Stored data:
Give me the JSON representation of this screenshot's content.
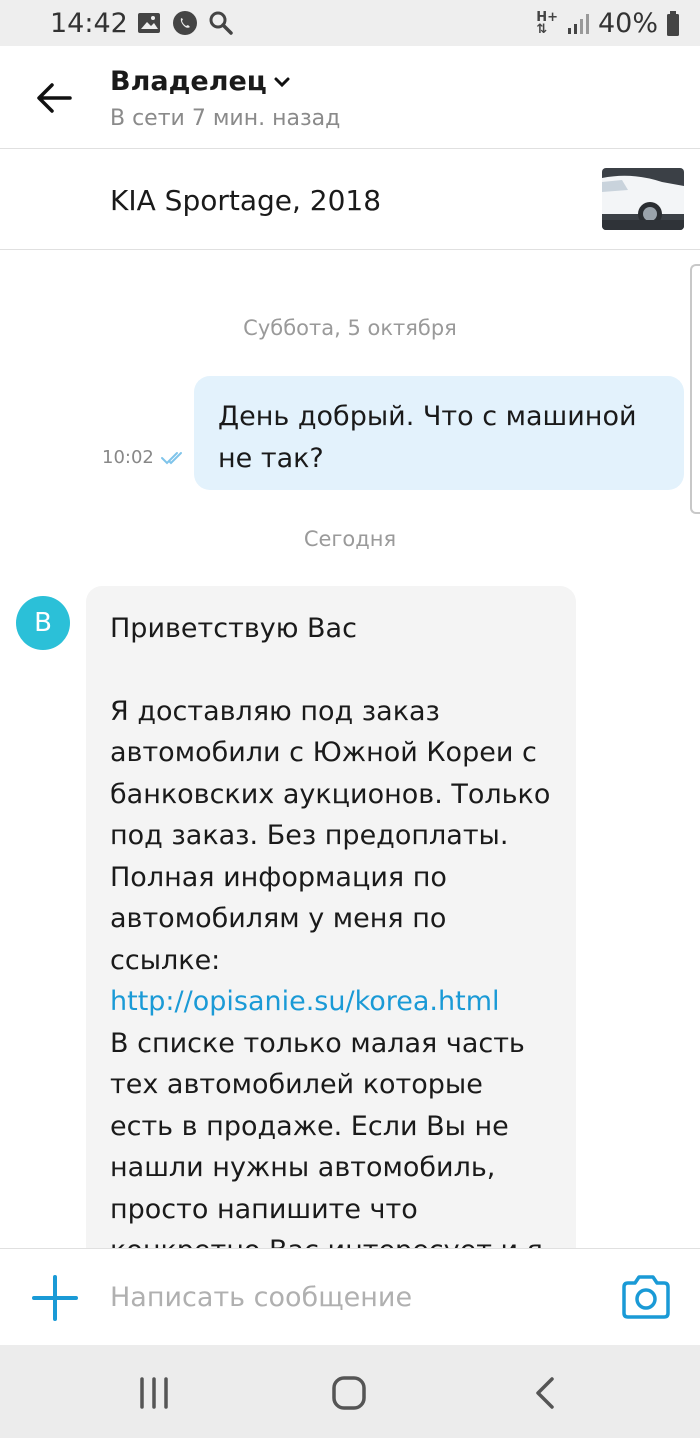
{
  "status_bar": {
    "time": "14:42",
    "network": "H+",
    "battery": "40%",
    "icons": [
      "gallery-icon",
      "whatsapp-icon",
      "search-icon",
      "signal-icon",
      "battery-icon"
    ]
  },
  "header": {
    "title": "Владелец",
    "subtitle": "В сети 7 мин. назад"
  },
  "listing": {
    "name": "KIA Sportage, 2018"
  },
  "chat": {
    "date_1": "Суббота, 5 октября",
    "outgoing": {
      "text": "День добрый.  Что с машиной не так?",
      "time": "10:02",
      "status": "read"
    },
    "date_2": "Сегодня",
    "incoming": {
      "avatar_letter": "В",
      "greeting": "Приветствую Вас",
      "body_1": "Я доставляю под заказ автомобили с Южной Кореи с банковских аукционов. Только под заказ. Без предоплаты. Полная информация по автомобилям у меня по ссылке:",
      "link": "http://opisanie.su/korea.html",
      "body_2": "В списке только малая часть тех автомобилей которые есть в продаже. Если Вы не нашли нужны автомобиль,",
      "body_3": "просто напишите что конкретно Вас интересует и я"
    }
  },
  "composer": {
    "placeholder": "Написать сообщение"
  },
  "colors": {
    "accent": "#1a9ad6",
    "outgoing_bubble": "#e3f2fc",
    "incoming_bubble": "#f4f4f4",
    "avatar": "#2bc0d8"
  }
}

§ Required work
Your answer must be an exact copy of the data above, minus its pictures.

§ Output below
Give me the JSON representation of this screenshot's content.
{
  "status_bar": {
    "time": "14:42",
    "network": "H+",
    "battery": "40%",
    "icons": [
      "gallery-icon",
      "whatsapp-icon",
      "search-icon",
      "signal-icon",
      "battery-icon"
    ]
  },
  "header": {
    "title": "Владелец",
    "subtitle": "В сети 7 мин. назад"
  },
  "listing": {
    "name": "KIA Sportage, 2018"
  },
  "chat": {
    "date_1": "Суббота, 5 октября",
    "outgoing": {
      "text": "День добрый.  Что с машиной не так?",
      "time": "10:02",
      "status": "read"
    },
    "date_2": "Сегодня",
    "incoming": {
      "avatar_letter": "В",
      "greeting": "Приветствую Вас",
      "body_1": "Я доставляю под заказ автомобили с Южной Кореи с банковских аукционов. Только под заказ. Без предоплаты. Полная информация по автомобилям у меня по ссылке:",
      "link": "http://opisanie.su/korea.html",
      "body_2": "В списке только малая часть тех автомобилей которые есть в продаже. Если Вы не нашли нужны автомобиль,",
      "body_3": "просто напишите что конкретно Вас интересует и я"
    }
  },
  "composer": {
    "placeholder": "Написать сообщение"
  },
  "colors": {
    "accent": "#1a9ad6",
    "outgoing_bubble": "#e3f2fc",
    "incoming_bubble": "#f4f4f4",
    "avatar": "#2bc0d8"
  }
}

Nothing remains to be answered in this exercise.